Her agenda began with a meeting with Congressional Delegate Donna Cristensen, then a local radio talk show where she took calls from people listening in.

Thursday she went with Lt. Gov. Gregory Francis to a bankers round table, where she listened to people in the financial industry discuss the island's economy. That was followed by another radio talk show, then a meeting with the St. Croix Chamber of Commerce.

Friday started for her with yet another radio talk show, followed by the meetng at the SBDC's office in the Sunshine Mall. And it was followed by another meeting with Francis.

Vassar said she spends a lot of time on the go, learning what it's like on the ground in New Orleans and San Diego, Kansas and Seattle and St. Croix. Every place is different, with different problems and opportunities she said.

One of the problems she often hears about is the amount and complexity of federal regulations which keep owners of small businesses constantly filling out paperwork instead of running their business.

She said she was listening to comments on how regulations affect small businesses and carrying them back to the agencies in Washington.

Those agencies aren't evil, she added, and don't want to be stepping on the throats of small business. But they don't always think about the impact that a rule aimed at a business with, say, a thousand employees might impact one with three or four, especially a small business in a small territory far from the center of power.

Friday morning she learned some of the problems unique to busnesses on St. Croix.

One that got the most attention was the "six-pack rule," which has severely crimped the charter boat industry in the territory, according to Chamber of Commerce Director Michael Dembeck.

The rule is so called because boats rated to carry six or fewer passengers are subject to one, less stringent set of rules from the U.S. Coast Guard, while anything larger is subject to much more thorough, exhaustive and expensive inspections, not significantly different from the regulations on cruise ships which carry thousands of people.

Charter boats used to cruise throughout the Caribbean, stopping often in the Virgin Islands, and St. Croix was home to a healthy charter fleet, Dembeck said. But the tightening of border security in the face of terror fears means charters from other islands now face as much as half a day of paperwork, Customs and Coast Guard inspections. It's easier for boats to bypass the territory, and that means a lot of business sailing right past the U.S. islands, he said.

If Vassar were to visit Tortola in the British Virgin Islands, he said, she wuld see a harbor full of charter boats, a thriving industry.

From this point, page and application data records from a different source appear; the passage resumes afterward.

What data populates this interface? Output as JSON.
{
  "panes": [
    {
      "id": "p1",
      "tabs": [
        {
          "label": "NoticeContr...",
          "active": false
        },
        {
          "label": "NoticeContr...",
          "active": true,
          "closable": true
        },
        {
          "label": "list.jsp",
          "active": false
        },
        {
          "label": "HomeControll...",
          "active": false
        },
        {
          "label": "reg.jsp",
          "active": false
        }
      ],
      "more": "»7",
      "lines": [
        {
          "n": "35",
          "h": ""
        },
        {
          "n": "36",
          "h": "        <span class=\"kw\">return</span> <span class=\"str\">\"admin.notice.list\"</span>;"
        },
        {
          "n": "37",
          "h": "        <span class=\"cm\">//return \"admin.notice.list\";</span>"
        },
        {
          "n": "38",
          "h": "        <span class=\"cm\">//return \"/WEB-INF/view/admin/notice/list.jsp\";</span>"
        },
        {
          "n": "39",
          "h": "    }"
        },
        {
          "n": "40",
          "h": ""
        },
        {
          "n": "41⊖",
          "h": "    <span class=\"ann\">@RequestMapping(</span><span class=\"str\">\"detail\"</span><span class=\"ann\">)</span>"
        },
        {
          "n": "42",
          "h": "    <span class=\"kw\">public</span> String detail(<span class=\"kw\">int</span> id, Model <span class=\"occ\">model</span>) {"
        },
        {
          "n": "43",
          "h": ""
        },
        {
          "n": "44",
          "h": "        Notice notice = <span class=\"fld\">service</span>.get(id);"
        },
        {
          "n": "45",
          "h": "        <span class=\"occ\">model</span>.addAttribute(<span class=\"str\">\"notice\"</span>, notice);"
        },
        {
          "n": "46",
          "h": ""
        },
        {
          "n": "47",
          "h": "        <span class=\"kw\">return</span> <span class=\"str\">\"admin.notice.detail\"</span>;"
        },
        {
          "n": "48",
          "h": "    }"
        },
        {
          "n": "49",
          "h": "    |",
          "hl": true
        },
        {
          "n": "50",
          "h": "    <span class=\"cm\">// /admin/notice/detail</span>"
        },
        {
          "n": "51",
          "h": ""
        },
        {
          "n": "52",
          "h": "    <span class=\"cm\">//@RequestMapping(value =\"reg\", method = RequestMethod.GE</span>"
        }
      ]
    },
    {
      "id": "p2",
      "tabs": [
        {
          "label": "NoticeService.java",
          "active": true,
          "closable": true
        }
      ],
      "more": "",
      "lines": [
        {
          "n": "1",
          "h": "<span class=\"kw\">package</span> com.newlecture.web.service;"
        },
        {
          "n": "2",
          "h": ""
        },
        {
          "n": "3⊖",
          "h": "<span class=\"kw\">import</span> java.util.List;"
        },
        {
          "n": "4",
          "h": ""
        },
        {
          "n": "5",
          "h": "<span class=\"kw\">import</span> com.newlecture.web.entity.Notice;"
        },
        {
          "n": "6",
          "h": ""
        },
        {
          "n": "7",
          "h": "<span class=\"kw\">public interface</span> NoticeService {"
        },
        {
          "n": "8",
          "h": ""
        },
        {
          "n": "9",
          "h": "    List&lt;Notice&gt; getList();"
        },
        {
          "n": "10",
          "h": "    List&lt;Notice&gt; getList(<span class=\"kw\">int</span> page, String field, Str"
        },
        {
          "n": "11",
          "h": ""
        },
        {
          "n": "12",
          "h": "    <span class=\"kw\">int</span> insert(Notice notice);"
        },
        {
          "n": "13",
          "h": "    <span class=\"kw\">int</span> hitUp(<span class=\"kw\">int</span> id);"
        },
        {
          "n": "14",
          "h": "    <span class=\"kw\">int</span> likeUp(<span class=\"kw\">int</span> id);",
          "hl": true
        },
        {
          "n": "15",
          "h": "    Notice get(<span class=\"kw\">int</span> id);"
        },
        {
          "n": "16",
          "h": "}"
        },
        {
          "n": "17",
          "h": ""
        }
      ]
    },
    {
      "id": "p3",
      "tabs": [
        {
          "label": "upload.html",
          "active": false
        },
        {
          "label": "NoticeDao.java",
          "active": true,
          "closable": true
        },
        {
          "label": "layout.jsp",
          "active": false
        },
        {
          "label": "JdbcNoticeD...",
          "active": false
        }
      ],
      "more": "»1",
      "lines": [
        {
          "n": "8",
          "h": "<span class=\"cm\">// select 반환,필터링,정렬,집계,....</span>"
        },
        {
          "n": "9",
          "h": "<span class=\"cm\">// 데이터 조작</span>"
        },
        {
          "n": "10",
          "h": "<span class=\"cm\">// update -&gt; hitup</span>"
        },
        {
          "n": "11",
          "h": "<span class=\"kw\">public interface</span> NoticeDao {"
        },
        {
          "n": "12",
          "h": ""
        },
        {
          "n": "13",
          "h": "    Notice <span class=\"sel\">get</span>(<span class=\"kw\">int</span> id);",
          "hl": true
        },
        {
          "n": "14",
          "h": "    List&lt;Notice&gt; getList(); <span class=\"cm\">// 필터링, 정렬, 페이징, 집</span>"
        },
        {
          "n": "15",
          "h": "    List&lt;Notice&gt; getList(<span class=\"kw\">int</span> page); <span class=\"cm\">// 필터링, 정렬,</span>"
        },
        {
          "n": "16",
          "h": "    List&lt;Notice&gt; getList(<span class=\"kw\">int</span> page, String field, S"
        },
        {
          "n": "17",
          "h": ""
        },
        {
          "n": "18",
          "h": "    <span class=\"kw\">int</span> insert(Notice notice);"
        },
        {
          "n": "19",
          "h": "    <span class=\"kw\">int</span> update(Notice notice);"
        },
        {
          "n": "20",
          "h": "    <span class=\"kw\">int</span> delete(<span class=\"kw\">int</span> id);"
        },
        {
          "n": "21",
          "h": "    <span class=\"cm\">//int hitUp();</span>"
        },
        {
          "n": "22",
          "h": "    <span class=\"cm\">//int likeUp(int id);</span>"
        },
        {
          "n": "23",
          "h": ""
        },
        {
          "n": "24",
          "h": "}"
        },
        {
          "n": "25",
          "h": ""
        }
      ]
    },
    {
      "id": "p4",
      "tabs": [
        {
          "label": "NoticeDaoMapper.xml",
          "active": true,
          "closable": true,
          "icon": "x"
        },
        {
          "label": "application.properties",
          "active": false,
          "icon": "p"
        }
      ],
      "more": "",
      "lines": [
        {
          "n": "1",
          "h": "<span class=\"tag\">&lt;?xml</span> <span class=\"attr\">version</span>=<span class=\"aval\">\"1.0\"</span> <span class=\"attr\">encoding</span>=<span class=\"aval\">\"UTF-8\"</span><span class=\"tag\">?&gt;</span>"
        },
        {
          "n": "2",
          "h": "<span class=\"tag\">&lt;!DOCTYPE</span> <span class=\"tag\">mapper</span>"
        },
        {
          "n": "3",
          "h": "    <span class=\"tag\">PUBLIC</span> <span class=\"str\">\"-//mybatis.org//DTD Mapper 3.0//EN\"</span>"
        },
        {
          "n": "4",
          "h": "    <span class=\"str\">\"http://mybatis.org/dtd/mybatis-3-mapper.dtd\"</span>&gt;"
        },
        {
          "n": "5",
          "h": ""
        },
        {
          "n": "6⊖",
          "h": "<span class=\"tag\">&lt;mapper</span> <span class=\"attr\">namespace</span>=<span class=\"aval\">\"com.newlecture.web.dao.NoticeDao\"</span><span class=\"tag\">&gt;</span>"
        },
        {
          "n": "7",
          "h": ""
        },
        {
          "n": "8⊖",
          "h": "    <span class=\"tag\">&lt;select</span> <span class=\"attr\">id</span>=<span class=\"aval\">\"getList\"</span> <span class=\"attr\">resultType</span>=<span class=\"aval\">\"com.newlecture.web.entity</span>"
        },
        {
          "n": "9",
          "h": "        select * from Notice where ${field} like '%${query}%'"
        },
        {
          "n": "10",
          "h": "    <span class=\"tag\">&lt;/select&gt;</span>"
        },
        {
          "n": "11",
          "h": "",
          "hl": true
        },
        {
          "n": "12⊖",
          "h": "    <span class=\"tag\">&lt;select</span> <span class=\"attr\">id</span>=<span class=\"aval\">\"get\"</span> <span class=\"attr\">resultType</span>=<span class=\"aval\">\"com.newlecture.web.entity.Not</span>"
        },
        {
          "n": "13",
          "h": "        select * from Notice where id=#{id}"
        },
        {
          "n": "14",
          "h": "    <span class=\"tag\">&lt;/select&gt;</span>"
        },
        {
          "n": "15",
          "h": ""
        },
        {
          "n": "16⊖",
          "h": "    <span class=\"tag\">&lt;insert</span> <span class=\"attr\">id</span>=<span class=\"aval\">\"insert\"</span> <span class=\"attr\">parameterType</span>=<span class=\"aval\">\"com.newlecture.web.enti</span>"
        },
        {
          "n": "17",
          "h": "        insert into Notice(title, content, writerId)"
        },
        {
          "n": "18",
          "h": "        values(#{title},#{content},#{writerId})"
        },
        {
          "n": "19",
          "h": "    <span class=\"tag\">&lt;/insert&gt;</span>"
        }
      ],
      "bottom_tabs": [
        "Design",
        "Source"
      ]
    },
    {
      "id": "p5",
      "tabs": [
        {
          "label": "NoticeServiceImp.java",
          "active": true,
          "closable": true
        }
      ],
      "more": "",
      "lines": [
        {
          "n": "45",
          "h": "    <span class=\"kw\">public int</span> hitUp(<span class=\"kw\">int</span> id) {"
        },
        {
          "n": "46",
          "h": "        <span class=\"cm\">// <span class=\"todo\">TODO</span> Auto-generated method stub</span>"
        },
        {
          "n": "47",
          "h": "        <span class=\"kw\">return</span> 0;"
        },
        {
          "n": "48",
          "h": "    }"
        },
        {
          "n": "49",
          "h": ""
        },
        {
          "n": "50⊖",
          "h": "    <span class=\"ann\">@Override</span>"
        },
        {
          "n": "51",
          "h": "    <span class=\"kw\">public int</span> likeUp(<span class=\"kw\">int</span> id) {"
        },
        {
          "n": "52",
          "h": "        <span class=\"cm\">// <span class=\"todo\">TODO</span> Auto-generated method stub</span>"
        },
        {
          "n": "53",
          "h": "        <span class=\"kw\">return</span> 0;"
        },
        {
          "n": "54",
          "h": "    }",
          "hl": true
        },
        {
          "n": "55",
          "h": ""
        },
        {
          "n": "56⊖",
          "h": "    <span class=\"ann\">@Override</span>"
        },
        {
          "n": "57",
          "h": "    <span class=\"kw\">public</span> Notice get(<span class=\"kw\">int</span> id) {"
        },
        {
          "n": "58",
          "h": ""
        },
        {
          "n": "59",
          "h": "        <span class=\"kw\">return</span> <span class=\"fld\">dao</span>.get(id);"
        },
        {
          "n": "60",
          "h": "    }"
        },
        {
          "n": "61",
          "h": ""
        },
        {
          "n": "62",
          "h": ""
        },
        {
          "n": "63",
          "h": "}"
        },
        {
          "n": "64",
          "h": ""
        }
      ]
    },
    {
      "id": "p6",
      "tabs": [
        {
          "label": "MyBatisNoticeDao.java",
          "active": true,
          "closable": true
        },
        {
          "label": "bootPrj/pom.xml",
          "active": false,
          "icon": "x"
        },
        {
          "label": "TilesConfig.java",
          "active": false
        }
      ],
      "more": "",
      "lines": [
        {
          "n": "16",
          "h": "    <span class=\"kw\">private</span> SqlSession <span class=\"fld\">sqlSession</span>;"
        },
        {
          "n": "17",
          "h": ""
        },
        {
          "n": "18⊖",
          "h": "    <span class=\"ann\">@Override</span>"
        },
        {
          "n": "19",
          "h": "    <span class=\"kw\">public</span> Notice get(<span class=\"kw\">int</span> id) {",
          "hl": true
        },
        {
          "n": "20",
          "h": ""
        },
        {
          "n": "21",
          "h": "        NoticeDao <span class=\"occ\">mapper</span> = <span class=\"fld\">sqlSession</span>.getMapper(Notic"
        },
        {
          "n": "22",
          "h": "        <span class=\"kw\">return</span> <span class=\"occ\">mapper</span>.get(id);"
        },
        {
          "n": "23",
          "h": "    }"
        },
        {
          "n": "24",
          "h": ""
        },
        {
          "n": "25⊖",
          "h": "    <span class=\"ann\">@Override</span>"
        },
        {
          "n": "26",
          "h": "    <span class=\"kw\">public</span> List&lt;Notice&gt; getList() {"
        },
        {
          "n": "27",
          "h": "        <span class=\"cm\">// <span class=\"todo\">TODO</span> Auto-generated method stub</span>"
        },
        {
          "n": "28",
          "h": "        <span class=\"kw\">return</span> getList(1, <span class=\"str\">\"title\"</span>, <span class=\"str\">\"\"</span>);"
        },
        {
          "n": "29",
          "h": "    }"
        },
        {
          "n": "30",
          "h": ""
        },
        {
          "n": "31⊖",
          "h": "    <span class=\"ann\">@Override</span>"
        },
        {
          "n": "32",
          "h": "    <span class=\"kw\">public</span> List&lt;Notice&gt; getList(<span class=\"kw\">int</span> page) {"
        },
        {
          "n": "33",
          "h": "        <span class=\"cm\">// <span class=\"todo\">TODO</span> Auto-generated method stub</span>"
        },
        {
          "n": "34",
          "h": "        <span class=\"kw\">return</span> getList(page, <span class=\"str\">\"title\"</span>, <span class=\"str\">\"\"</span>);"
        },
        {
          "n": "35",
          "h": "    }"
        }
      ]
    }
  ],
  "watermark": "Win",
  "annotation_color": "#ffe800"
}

Changing the six-pack rule so that it encompassed slightly larger vessels, perhaps boats rated to hold a dozen or 15 passengers, could make a huge difference, he said.

Several people at the session complained that qualified, capable local businesses are often shut out of the contracts for federal work for the National Park Service, Environmental Protection Agency, and other government programs.

Vassar said all the comments she has received during her visit will be taken back to the nation's capital and brought to the attention of the appropriate agency, and she won't let go of it until the issue is resolved.

"You might not always like the answer, but it will be resolved," she said.